# Problem description
Check the entries below and say how many lines include the word "JSON". No other text is wanted.

# Data to use
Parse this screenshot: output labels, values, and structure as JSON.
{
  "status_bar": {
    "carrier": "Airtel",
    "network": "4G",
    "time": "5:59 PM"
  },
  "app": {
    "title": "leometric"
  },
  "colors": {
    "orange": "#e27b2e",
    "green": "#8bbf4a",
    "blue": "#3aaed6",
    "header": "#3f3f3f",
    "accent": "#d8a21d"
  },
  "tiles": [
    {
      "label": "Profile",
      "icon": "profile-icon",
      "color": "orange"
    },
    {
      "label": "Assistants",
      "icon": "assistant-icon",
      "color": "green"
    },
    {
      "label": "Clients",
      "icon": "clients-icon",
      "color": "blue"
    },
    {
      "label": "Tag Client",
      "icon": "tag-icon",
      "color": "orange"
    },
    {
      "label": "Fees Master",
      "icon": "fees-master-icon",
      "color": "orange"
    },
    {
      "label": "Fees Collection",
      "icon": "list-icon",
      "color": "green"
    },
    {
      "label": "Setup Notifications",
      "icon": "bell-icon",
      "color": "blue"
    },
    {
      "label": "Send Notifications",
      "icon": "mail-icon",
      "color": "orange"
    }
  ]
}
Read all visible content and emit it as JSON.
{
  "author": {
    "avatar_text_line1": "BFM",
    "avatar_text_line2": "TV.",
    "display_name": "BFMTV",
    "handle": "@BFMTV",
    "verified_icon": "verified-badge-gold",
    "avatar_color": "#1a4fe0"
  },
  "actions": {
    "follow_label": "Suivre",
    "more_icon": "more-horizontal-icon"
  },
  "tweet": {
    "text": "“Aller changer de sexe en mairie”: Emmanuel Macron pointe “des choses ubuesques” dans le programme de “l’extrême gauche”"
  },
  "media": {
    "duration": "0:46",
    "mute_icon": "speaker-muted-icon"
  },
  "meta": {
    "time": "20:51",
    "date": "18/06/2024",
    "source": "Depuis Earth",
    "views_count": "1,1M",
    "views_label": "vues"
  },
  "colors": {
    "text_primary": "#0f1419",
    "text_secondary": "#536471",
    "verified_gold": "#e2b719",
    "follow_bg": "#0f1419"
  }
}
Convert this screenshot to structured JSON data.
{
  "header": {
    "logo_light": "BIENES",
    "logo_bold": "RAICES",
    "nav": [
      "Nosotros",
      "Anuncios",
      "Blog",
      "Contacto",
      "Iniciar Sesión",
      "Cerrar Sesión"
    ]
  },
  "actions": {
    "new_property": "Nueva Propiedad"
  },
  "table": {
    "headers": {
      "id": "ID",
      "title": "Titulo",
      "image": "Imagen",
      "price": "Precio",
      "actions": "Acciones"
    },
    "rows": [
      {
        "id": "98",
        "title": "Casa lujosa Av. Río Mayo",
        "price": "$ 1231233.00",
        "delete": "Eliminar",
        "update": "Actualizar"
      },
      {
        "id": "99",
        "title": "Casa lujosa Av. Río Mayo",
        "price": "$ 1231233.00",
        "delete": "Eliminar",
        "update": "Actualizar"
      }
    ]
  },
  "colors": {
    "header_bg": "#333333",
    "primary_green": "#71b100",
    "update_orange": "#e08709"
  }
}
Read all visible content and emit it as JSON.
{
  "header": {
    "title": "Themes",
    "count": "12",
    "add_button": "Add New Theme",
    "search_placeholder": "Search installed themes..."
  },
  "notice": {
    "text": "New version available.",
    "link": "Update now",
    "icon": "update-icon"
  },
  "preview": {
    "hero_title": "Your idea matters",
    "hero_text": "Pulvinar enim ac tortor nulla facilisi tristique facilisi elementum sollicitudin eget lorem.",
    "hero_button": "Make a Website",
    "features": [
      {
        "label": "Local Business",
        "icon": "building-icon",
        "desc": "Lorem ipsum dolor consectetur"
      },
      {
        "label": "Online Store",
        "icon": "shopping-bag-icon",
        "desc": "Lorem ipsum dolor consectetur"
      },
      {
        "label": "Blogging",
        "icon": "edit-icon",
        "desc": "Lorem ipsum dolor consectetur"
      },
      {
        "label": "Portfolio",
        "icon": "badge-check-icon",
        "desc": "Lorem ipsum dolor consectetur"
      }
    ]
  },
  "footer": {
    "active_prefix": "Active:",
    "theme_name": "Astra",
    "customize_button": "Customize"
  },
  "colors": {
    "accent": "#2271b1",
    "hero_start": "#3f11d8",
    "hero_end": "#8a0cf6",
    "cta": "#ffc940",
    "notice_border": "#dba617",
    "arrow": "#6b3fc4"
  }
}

# Solution for this task
4